Table of Contents

Aims and Caveatsp. ix
Acknowledgmentsp. xiii
List of Illustrationsp. xvii
Introductionp. 3
Part 1 The Plague
1 The Winepress of the Wrath of Godp. 9
2 The Origins of the Plaguep. 17
Part 2 The Barbarian Tide
3 Disaster on the Steppesp. 27
4 The Avar Dimensionp. 32
Part 3 Destablizing the Empire
5 Revolutionp. 41
6 "The Cup of Bitterness"p. 47
7 Changing the Empire: The Cumulative Impact of the Plague and the Avarsp. 54
Part 4 The Sword of Islam
8 The Origins of Islamp. 59
9 Islamic Conquestsp. 71
10 Behind the Roman Collapsep. 75
Part 5 The Turkic Dimension
11 The Turkish Time Bombp. 85

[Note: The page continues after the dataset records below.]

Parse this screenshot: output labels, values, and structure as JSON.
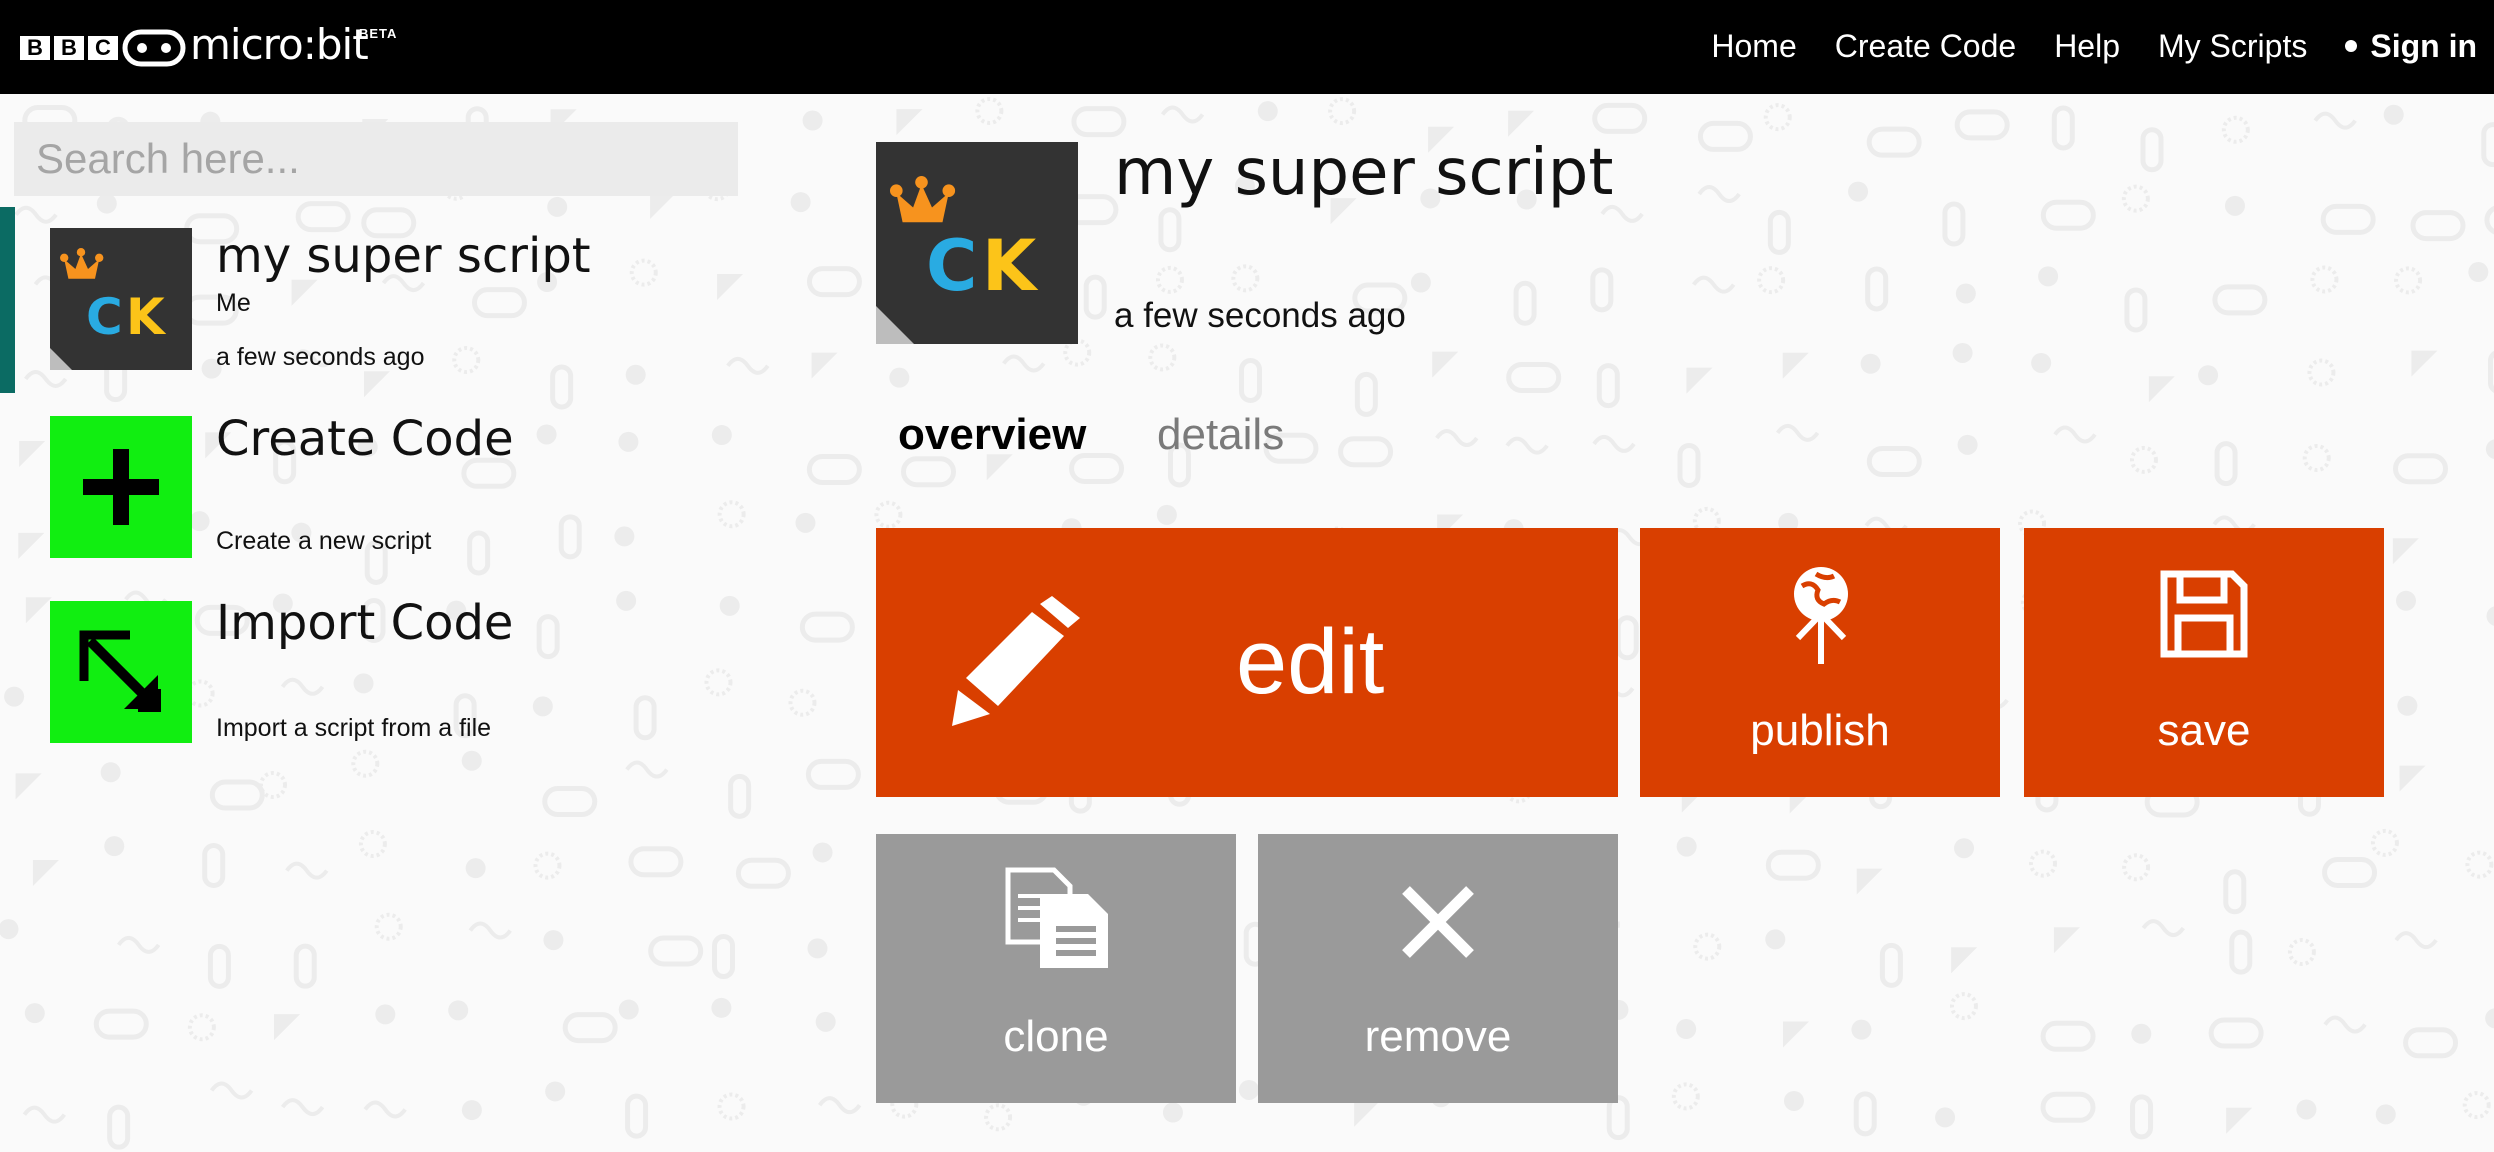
{
  "header": {
    "bbc_letters": [
      "B",
      "B",
      "C"
    ],
    "brand": "micro:bit",
    "beta": "BETA",
    "nav": {
      "home": "Home",
      "create_code": "Create Code",
      "help": "Help",
      "my_scripts": "My Scripts",
      "sign_in": "Sign in"
    }
  },
  "search": {
    "placeholder": "Search here..."
  },
  "sidebar": {
    "items": [
      {
        "title": "my super script",
        "author": "Me",
        "subtitle": "a few seconds ago",
        "selected": true
      },
      {
        "title": "Create Code",
        "subtitle": "Create a new script"
      },
      {
        "title": "Import Code",
        "subtitle": "Import a script from a file"
      }
    ]
  },
  "script": {
    "title": "my super script",
    "time": "a few seconds ago",
    "thumb_letters": "CK"
  },
  "tabs": {
    "overview": "overview",
    "details": "details"
  },
  "actions": {
    "edit": "edit",
    "publish": "publish",
    "save": "save",
    "clone": "clone",
    "remove": "remove"
  },
  "colors": {
    "accent_orange": "#d93f00",
    "grey_button": "#9a9a9a",
    "green_tile": "#11ee11",
    "selected_bar": "#0b6b63",
    "thumb_dark": "#333333",
    "topbar": "#000000"
  },
  "icons": {
    "edit": "pencil-icon",
    "publish": "upload-globe-icon",
    "save": "floppy-disk-icon",
    "clone": "copy-documents-icon",
    "remove": "close-icon",
    "create": "plus-icon",
    "import": "import-arrow-icon"
  }
}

12 The Jewish Empirep. 92
Part 6 Western Europe
13 Disaster in Britainp. 105
14 The Waste Landp. 113
15 The Birth of Englandp. 118
16 Irish Conceptionp. 125
17 French Genesisp. 130
18 The Making of Spainp. 136
Part 7 Disaster in the Orient
19 Chinese Catastrophep. 149
20 The Rebirth of Unityp. 161
21 Korean Dawnp. 165
22 "Ten Thousand Strings of Cash Cannot Cure Hunger"p. 172
Part 8 Changing the Americas
23 Collapse of the Pyramid Empirep. 183
24 The Darts of Venusp. 198
25 North American Mysteryp. 205
26 From Art to Oblivionp. 208
27 The Mud of Hadesp. 217
28 Birth of an Empirep. 223
29 Glory at the Heart of the Cosmosp. 227
Part 9 The Reasons Why
30 In Search of a Culpritp. 239
31 The Big Bangp. 249
32 Reconstructing the Eruptionp. 262
33 The Endgamep. 267
Part 10 The Future
34 Beyond Tomorrowp. 273
Appendixp. 281
Notesp. 293
Recommended Further Readingp. 323
Indexp. 329